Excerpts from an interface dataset
[Start of section]

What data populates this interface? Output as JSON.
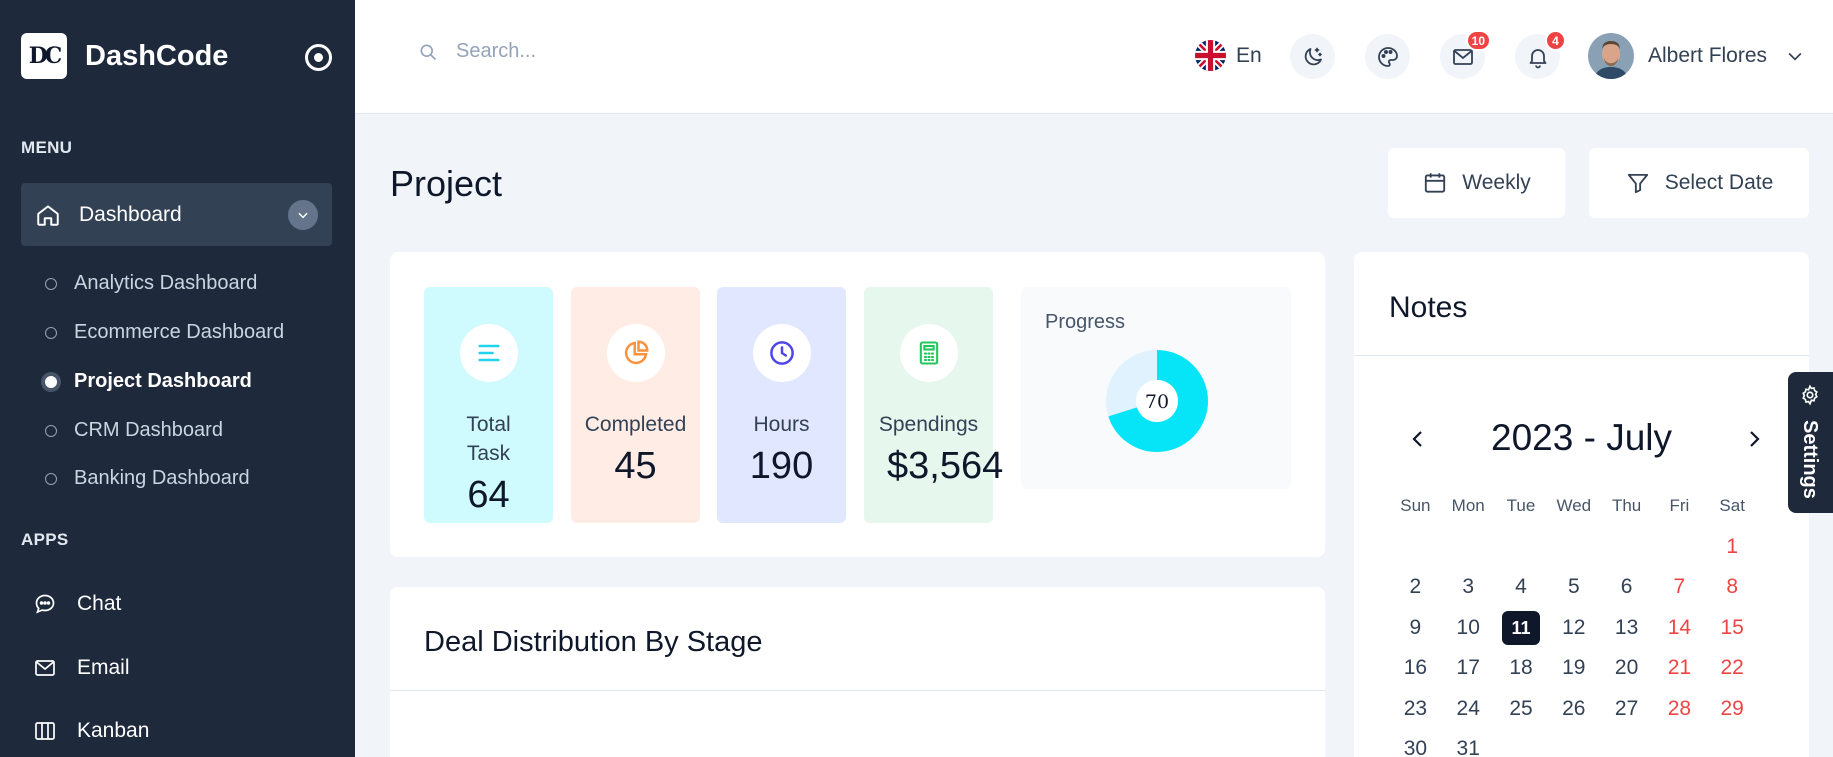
{
  "brand": {
    "logo_text": "DC",
    "name": "DashCode"
  },
  "sidebar": {
    "menu_title": "MENU",
    "dashboard_label": "Dashboard",
    "sub_items": [
      {
        "label": "Analytics Dashboard"
      },
      {
        "label": "Ecommerce Dashboard"
      },
      {
        "label": "Project Dashboard",
        "active": true
      },
      {
        "label": "CRM Dashboard"
      },
      {
        "label": "Banking Dashboard"
      }
    ],
    "apps_title": "APPS",
    "apps": [
      {
        "label": "Chat",
        "icon": "chat-icon"
      },
      {
        "label": "Email",
        "icon": "mail-icon"
      },
      {
        "label": "Kanban",
        "icon": "kanban-icon"
      }
    ]
  },
  "header": {
    "search_placeholder": "Search...",
    "language": "En",
    "mail_count": "10",
    "notification_count": "4",
    "user_name": "Albert Flores"
  },
  "page": {
    "title": "Project",
    "weekly_label": "Weekly",
    "select_date_label": "Select Date"
  },
  "stats": [
    {
      "label": "Total Task",
      "value": "64",
      "bg": "#cffafe",
      "icon": "list-icon",
      "icon_color": "#22d3ee"
    },
    {
      "label": "Completed",
      "value": "45",
      "bg": "#ffede5",
      "icon": "pie-chart-icon",
      "icon_color": "#fb923c"
    },
    {
      "label": "Hours",
      "value": "190",
      "bg": "#e0e7ff",
      "icon": "clock-icon",
      "icon_color": "#4f46e5"
    },
    {
      "label": "Spendings",
      "value": "$3,564",
      "bg": "#e6f7ee",
      "icon": "calculator-icon",
      "icon_color": "#22c55e"
    }
  ],
  "progress": {
    "label": "Progress",
    "value": "70",
    "percent": 70,
    "color": "#06e5f8",
    "track": "#e0f2fe"
  },
  "deal": {
    "title": "Deal Distribution By Stage"
  },
  "notes": {
    "title": "Notes",
    "calendar_title": "2023 - July",
    "days_of_week": [
      "Sun",
      "Mon",
      "Tue",
      "Wed",
      "Thu",
      "Fri",
      "Sat"
    ],
    "weeks": [
      [
        "",
        "",
        "",
        "",
        "",
        "",
        "1"
      ],
      [
        "2",
        "3",
        "4",
        "5",
        "6",
        "7",
        "8"
      ],
      [
        "9",
        "10",
        "11",
        "12",
        "13",
        "14",
        "15"
      ],
      [
        "16",
        "17",
        "18",
        "19",
        "20",
        "21",
        "22"
      ],
      [
        "23",
        "24",
        "25",
        "26",
        "27",
        "28",
        "29"
      ],
      [
        "30",
        "31",
        "",
        "",
        "",
        "",
        ""
      ]
    ],
    "today": "11"
  },
  "settings_label": "Settings"
}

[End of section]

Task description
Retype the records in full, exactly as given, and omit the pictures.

Output for this exercise
What data populates this interface? Output as JSON.
{
  "brand": {
    "logo_text": "DC",
    "name": "DashCode"
  },
  "sidebar": {
    "menu_title": "MENU",
    "dashboard_label": "Dashboard",
    "sub_items": [
      {
        "label": "Analytics Dashboard"
      },
      {
        "label": "Ecommerce Dashboard"
      },
      {
        "label": "Project Dashboard",
        "active": true
      },
      {
        "label": "CRM Dashboard"
      },
      {
        "label": "Banking Dashboard"
      }
    ],
    "apps_title": "APPS",
    "apps": [
      {
        "label": "Chat",
        "icon": "chat-icon"
      },
      {
        "label": "Email",
        "icon": "mail-icon"
      },
      {
        "label": "Kanban",
        "icon": "kanban-icon"
      }
    ]
  },
  "header": {
    "search_placeholder": "Search...",
    "language": "En",
    "mail_count": "10",
    "notification_count": "4",
    "user_name": "Albert Flores"
  },
  "page": {
    "title": "Project",
    "weekly_label": "Weekly",
    "select_date_label": "Select Date"
  },
  "stats": [
    {
      "label": "Total Task",
      "value": "64",
      "bg": "#cffafe",
      "icon": "list-icon",
      "icon_color": "#22d3ee"
    },
    {
      "label": "Completed",
      "value": "45",
      "bg": "#ffede5",
      "icon": "pie-chart-icon",
      "icon_color": "#fb923c"
    },
    {
      "label": "Hours",
      "value": "190",
      "bg": "#e0e7ff",
      "icon": "clock-icon",
      "icon_color": "#4f46e5"
    },
    {
      "label": "Spendings",
      "value": "$3,564",
      "bg": "#e6f7ee",
      "icon": "calculator-icon",
      "icon_color": "#22c55e"
    }
  ],
  "progress": {
    "label": "Progress",
    "value": "70",
    "percent": 70,
    "color": "#06e5f8",
    "track": "#e0f2fe"
  },
  "deal": {
    "title": "Deal Distribution By Stage"
  },
  "notes": {
    "title": "Notes",
    "calendar_title": "2023 - July",
    "days_of_week": [
      "Sun",
      "Mon",
      "Tue",
      "Wed",
      "Thu",
      "Fri",
      "Sat"
    ],
    "weeks": [
      [
        "",
        "",
        "",
        "",
        "",
        "",
        "1"
      ],
      [
        "2",
        "3",
        "4",
        "5",
        "6",
        "7",
        "8"
      ],
      [
        "9",
        "10",
        "11",
        "12",
        "13",
        "14",
        "15"
      ],
      [
        "16",
        "17",
        "18",
        "19",
        "20",
        "21",
        "22"
      ],
      [
        "23",
        "24",
        "25",
        "26",
        "27",
        "28",
        "29"
      ],
      [
        "30",
        "31",
        "",
        "",
        "",
        "",
        ""
      ]
    ],
    "today": "11"
  },
  "settings_label": "Settings"
}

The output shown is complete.